    These surface currents play a role in the drownings we see along the Lakes. Hopefully they can help us learn when & where dangerous currents exist.
    According to the Great Lakes Surf Rescue Project there have been 49 fatal drownings on the Great Lakes so far this year, last year there were 87. Rip currents are the biggest danger on the Great Lakes and everyone should learn what to do if they’re caught in one. FLIP, FLOAT and FOLLOW!
    FLIP over onto your back and try to keep from panicking, FLOAT with the current to see where it is taking you, DO NOT FIGHT against the current, it’s like a treadmill. FOLLOW the safest path back to safety. There is no such thing as “undertow” the current will not pull you down.

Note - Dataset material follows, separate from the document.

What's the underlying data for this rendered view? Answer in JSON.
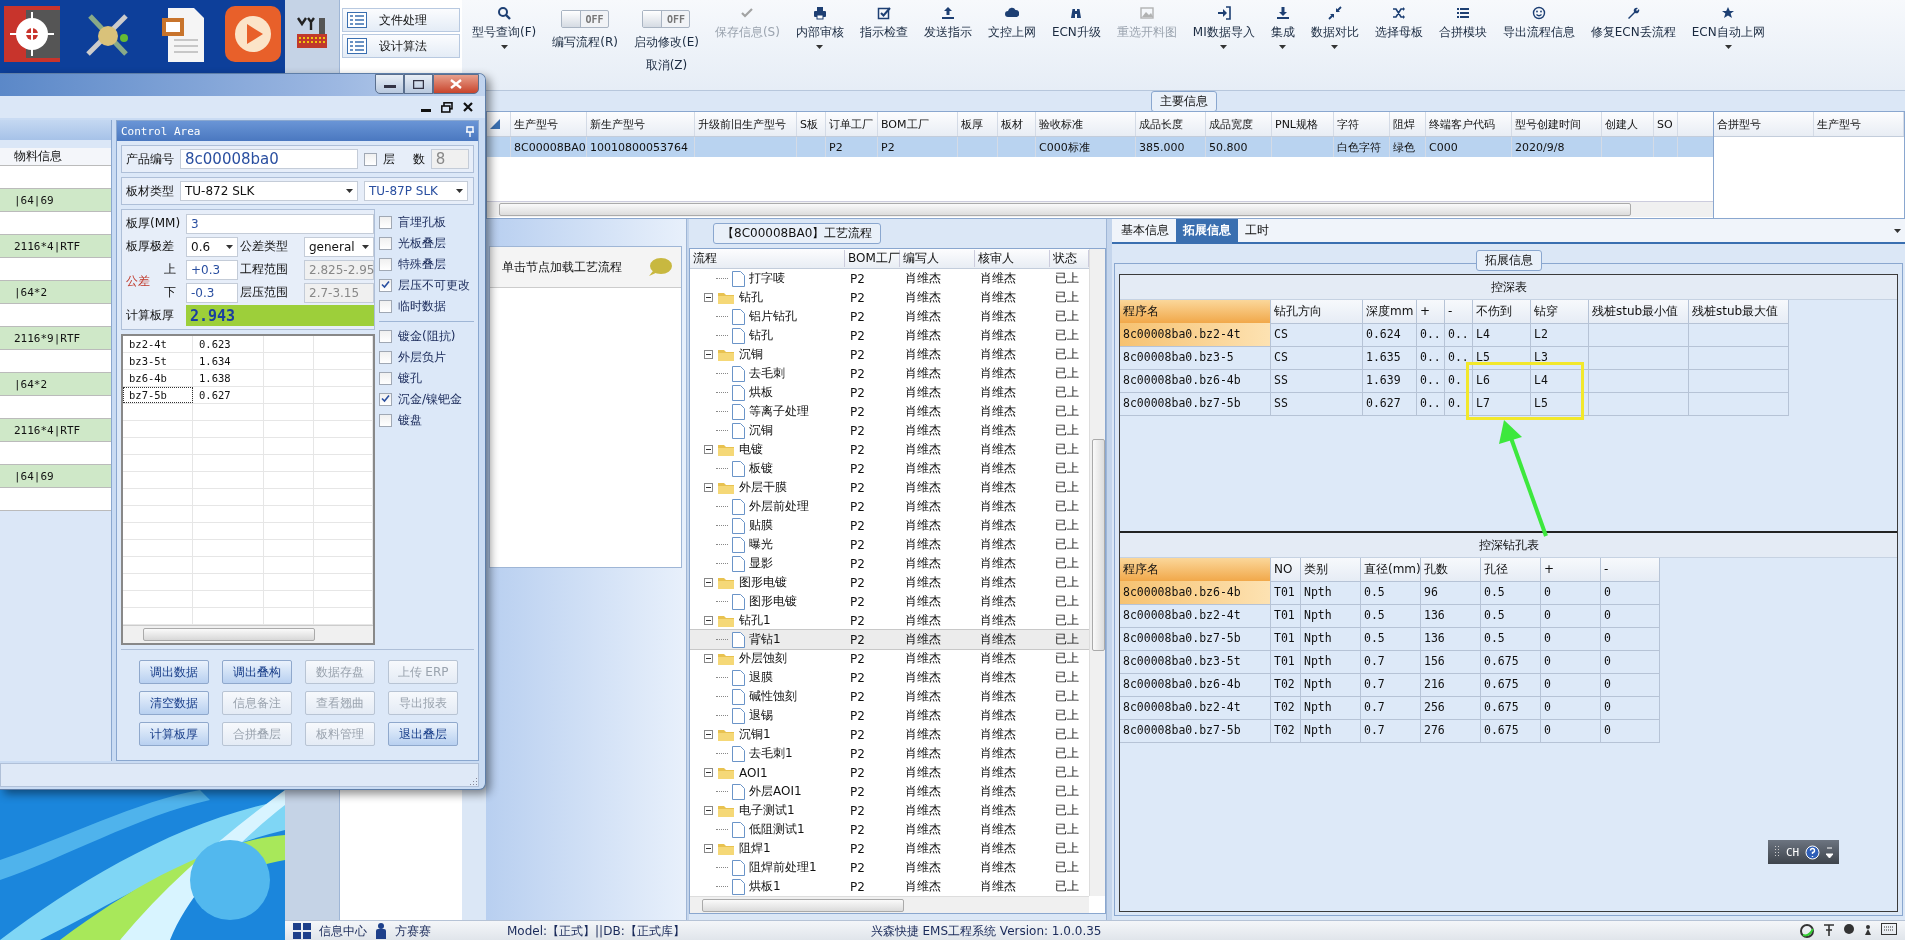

Control the panic and go with the flow.
    For more information:
    http://david-benjamin.blogspot.com/
    http://www.facebook.com/pages/Great-Lakes-Surf-Rescue-Project/120501018657

  • Capt. Bill

    I run a charter boat out of the port of Oswego, NY on the Eastern Basin of Lake Ontario. I plan to keep checking these maps as often as I can. They may explain why we have plenty of fish one day and then in a matter of a day or two the fish seem to disappear and then reappear a few days later. It may take some time to figure out but I think it will help. Captain Bill VanWormer Lucky Dutchman Charters